### DIRECTIONS FOR THIS TASK
Set the data down again, exactly as it appears below.

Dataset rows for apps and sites
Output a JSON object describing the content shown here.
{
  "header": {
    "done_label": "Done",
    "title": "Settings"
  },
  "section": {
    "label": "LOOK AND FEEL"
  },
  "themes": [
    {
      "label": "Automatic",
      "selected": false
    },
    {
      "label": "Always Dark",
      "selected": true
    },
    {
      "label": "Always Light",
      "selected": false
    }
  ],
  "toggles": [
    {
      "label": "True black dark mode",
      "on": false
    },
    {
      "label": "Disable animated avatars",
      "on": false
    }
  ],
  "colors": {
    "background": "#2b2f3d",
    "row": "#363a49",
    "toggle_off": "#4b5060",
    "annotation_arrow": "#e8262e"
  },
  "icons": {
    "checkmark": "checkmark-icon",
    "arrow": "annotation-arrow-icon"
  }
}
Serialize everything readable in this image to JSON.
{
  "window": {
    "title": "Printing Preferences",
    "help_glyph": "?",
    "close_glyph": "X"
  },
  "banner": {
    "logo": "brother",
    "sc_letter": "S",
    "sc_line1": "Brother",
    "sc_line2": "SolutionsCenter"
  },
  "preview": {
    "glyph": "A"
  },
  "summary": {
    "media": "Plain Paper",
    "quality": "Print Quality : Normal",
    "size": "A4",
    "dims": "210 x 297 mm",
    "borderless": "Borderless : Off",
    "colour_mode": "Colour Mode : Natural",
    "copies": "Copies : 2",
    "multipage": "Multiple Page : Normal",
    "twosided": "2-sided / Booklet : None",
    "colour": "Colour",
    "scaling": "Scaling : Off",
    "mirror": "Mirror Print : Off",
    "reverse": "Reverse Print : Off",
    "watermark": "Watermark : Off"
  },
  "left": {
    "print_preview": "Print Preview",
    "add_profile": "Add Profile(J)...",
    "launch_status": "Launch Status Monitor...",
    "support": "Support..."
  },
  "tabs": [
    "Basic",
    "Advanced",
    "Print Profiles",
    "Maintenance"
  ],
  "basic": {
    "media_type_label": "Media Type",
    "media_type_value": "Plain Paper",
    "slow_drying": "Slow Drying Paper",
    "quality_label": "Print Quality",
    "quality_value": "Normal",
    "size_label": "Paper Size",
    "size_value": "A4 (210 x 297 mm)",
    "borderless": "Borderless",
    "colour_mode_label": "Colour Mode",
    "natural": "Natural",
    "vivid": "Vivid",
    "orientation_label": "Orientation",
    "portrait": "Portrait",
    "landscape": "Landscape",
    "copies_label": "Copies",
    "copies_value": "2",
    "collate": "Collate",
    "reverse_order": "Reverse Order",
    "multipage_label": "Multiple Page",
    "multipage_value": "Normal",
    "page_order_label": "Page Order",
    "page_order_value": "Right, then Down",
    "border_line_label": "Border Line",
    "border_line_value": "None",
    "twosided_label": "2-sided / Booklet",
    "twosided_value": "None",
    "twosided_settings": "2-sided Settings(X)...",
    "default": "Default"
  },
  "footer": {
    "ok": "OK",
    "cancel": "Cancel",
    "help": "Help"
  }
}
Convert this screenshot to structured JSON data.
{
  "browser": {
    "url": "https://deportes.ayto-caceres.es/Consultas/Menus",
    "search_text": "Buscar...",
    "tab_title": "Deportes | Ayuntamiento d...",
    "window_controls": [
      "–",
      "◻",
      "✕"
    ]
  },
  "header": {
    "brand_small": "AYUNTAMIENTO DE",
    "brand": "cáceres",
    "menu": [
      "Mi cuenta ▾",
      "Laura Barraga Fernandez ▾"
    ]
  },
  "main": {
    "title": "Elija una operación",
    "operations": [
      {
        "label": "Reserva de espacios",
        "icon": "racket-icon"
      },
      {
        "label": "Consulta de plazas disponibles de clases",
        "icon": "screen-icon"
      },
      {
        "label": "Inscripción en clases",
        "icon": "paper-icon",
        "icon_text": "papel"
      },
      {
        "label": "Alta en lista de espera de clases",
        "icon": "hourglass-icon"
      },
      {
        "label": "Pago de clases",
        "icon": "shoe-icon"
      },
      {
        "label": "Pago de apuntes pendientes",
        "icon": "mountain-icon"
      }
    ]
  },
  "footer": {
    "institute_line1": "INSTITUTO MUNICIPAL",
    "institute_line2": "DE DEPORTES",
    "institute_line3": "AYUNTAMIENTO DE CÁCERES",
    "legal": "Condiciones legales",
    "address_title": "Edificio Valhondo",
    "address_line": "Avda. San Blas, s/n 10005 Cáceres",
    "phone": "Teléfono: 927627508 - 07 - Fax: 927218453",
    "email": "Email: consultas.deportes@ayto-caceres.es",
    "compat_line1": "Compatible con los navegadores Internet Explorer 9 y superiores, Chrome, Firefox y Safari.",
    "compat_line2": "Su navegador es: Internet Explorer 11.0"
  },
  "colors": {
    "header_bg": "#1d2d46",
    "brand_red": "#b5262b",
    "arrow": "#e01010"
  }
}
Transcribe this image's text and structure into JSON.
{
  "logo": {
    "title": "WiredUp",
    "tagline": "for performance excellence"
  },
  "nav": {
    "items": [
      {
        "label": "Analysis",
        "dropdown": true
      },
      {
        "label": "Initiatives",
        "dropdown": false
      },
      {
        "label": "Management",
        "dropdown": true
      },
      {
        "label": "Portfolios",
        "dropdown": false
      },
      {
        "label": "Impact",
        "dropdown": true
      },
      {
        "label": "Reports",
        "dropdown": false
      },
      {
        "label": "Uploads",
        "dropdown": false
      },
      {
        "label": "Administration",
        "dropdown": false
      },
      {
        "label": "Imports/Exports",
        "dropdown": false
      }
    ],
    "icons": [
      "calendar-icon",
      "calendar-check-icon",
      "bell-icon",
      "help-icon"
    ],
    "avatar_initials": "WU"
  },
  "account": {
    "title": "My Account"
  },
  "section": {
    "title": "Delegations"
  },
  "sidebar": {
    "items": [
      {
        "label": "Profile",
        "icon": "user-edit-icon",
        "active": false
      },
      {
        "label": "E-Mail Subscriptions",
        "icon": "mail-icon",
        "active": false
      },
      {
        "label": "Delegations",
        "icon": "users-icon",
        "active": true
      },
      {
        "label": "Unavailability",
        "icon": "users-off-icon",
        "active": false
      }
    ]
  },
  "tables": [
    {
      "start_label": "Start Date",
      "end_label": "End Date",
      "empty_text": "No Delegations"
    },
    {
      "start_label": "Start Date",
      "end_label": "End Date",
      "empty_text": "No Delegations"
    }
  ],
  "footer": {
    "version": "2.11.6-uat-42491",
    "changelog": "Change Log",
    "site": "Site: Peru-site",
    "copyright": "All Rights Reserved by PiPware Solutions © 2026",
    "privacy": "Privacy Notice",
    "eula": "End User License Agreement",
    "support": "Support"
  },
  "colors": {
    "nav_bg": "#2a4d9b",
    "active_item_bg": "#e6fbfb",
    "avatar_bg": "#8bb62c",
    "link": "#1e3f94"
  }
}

### EXERCISE RESULT
Output a JSON object describing the content shown here.
{
  "header": {
    "done_label": "Done",
    "title": "Settings"
  },
  "section": {
    "label": "LOOK AND FEEL"
  },
  "themes": [
    {
      "label": "Automatic",
      "selected": false
    },
    {
      "label": "Always Dark",
      "selected": true
    },
    {
      "label": "Always Light",
      "selected": false
    }
  ],
  "toggles": [
    {
      "label": "True black dark mode",
      "on": false
    },
    {
      "label": "Disable animated avatars",
      "on": false
    }
  ],
  "colors": {
    "background": "#2b2f3d",
    "row": "#363a49",
    "toggle_off": "#4b5060",
    "annotation_arrow": "#e8262e"
  },
  "icons": {
    "checkmark": "checkmark-icon",
    "arrow": "annotation-arrow-icon"
  }
}
Serialize everything readable in this image to JSON.
{
  "window": {
    "title": "Printing Preferences",
    "help_glyph": "?",
    "close_glyph": "X"
  },
  "banner": {
    "logo": "brother",
    "sc_letter": "S",
    "sc_line1": "Brother",
    "sc_line2": "SolutionsCenter"
  },
  "preview": {
    "glyph": "A"
  },
  "summary": {
    "media": "Plain Paper",
    "quality": "Print Quality : Normal",
    "size": "A4",
    "dims": "210 x 297 mm",
    "borderless": "Borderless : Off",
    "colour_mode": "Colour Mode : Natural",
    "copies": "Copies : 2",
    "multipage": "Multiple Page : Normal",
    "twosided": "2-sided / Booklet : None",
    "colour": "Colour",
    "scaling": "Scaling : Off",
    "mirror": "Mirror Print : Off",
    "reverse": "Reverse Print : Off",
    "watermark": "Watermark : Off"
  },
  "left": {
    "print_preview": "Print Preview",
    "add_profile": "Add Profile(J)...",
    "launch_status": "Launch Status Monitor...",
    "support": "Support..."
  },
  "tabs": [
    "Basic",
    "Advanced",
    "Print Profiles",
    "Maintenance"
  ],
  "basic": {
    "media_type_label": "Media Type",
    "media_type_value": "Plain Paper",
    "slow_drying": "Slow Drying Paper",
    "quality_label": "Print Quality",
    "quality_value": "Normal",
    "size_label": "Paper Size",
    "size_value": "A4 (210 x 297 mm)",
    "borderless": "Borderless",
    "colour_mode_label": "Colour Mode",
    "natural": "Natural",
    "vivid": "Vivid",
    "orientation_label": "Orientation",
    "portrait": "Portrait",
    "landscape": "Landscape",
    "copies_label": "Copies",
    "copies_value": "2",
    "collate": "Collate",
    "reverse_order": "Reverse Order",
    "multipage_label": "Multiple Page",
    "multipage_value": "Normal",
    "page_order_label": "Page Order",
    "page_order_value": "Right, then Down",
    "border_line_label": "Border Line",
    "border_line_value": "None",
    "twosided_label": "2-sided / Booklet",
    "twosided_value": "None",
    "twosided_settings": "2-sided Settings(X)...",
    "default": "Default"
  },
  "footer": {
    "ok": "OK",
    "cancel": "Cancel",
    "help": "Help"
  }
}
Convert this screenshot to structured JSON data.
{
  "browser": {
    "url": "https://deportes.ayto-caceres.es/Consultas/Menus",
    "search_text": "Buscar...",
    "tab_title": "Deportes | Ayuntamiento d...",
    "window_controls": [
      "–",
      "◻",
      "✕"
    ]
  },
  "header": {
    "brand_small": "AYUNTAMIENTO DE",
    "brand": "cáceres",
    "menu": [
      "Mi cuenta ▾",
      "Laura Barraga Fernandez ▾"
    ]
  },
  "main": {
    "title": "Elija una operación",
    "operations": [
      {
        "label": "Reserva de espacios",
        "icon": "racket-icon"
      },
      {
        "label": "Consulta de plazas disponibles de clases",
        "icon": "screen-icon"
      },
      {
        "label": "Inscripción en clases",
        "icon": "paper-icon",
        "icon_text": "papel"
      },
      {
        "label": "Alta en lista de espera de clases",
        "icon": "hourglass-icon"
      },
      {
        "label": "Pago de clases",
        "icon": "shoe-icon"
      },
      {
        "label": "Pago de apuntes pendientes",
        "icon": "mountain-icon"
      }
    ]
  },
  "footer": {
    "institute_line1": "INSTITUTO MUNICIPAL",
    "institute_line2": "DE DEPORTES",
    "institute_line3": "AYUNTAMIENTO DE CÁCERES",
    "legal": "Condiciones legales",
    "address_title": "Edificio Valhondo",
    "address_line": "Avda. San Blas, s/n 10005 Cáceres",
    "phone": "Teléfono: 927627508 - 07 - Fax: 927218453",
    "email": "Email: consultas.deportes@ayto-caceres.es",
    "compat_line1": "Compatible con los navegadores Internet Explorer 9 y superiores, Chrome, Firefox y Safari.",
    "compat_line2": "Su navegador es: Internet Explorer 11.0"
  },
  "colors": {
    "header_bg": "#1d2d46",
    "brand_red": "#b5262b",
    "arrow": "#e01010"
  }
}
Transcribe this image's text and structure into JSON.
{
  "logo": {
    "title": "WiredUp",
    "tagline": "for performance excellence"
  },
  "nav": {
    "items": [
      {
        "label": "Analysis",
        "dropdown": true
      },
      {
        "label": "Initiatives",
        "dropdown": false
      },
      {
        "label": "Management",
        "dropdown": true
      },
      {
        "label": "Portfolios",
        "dropdown": false
      },
      {
        "label": "Impact",
        "dropdown": true
      },
      {
        "label": "Reports",
        "dropdown": false
      },
      {
        "label": "Uploads",
        "dropdown": false
      },
      {
        "label": "Administration",
        "dropdown": false
      },
      {
        "label": "Imports/Exports",
        "dropdown": false
      }
    ],
    "icons": [
      "calendar-icon",
      "calendar-check-icon",
      "bell-icon",
      "help-icon"
    ],
    "avatar_initials": "WU"
  },
  "account": {
    "title": "My Account"
  },
  "section": {
    "title": "Delegations"
  },
  "sidebar": {
    "items": [
      {
        "label": "Profile",
        "icon": "user-edit-icon",
        "active": false
      },
      {
        "label": "E-Mail Subscriptions",
        "icon": "mail-icon",
        "active": false
      },
      {
        "label": "Delegations",
        "icon": "users-icon",
        "active": true
      },
      {
        "label": "Unavailability",
        "icon": "users-off-icon",
        "active": false
      }
    ]
  },
  "tables": [
    {
      "start_label": "Start Date",
      "end_label": "End Date",
      "empty_text": "No Delegations"
    },
    {
      "start_label": "Start Date",
      "end_label": "End Date",
      "empty_text": "No Delegations"
    }
  ],
  "footer": {
    "version": "2.11.6-uat-42491",
    "changelog": "Change Log",
    "site": "Site: Peru-site",
    "copyright": "All Rights Reserved by PiPware Solutions © 2026",
    "privacy": "Privacy Notice",
    "eula": "End User License Agreement",
    "support": "Support"
  },
  "colors": {
    "nav_bg": "#2a4d9b",
    "active_item_bg": "#e6fbfb",
    "avatar_bg": "#8bb62c",
    "link": "#1e3f94"
  }
}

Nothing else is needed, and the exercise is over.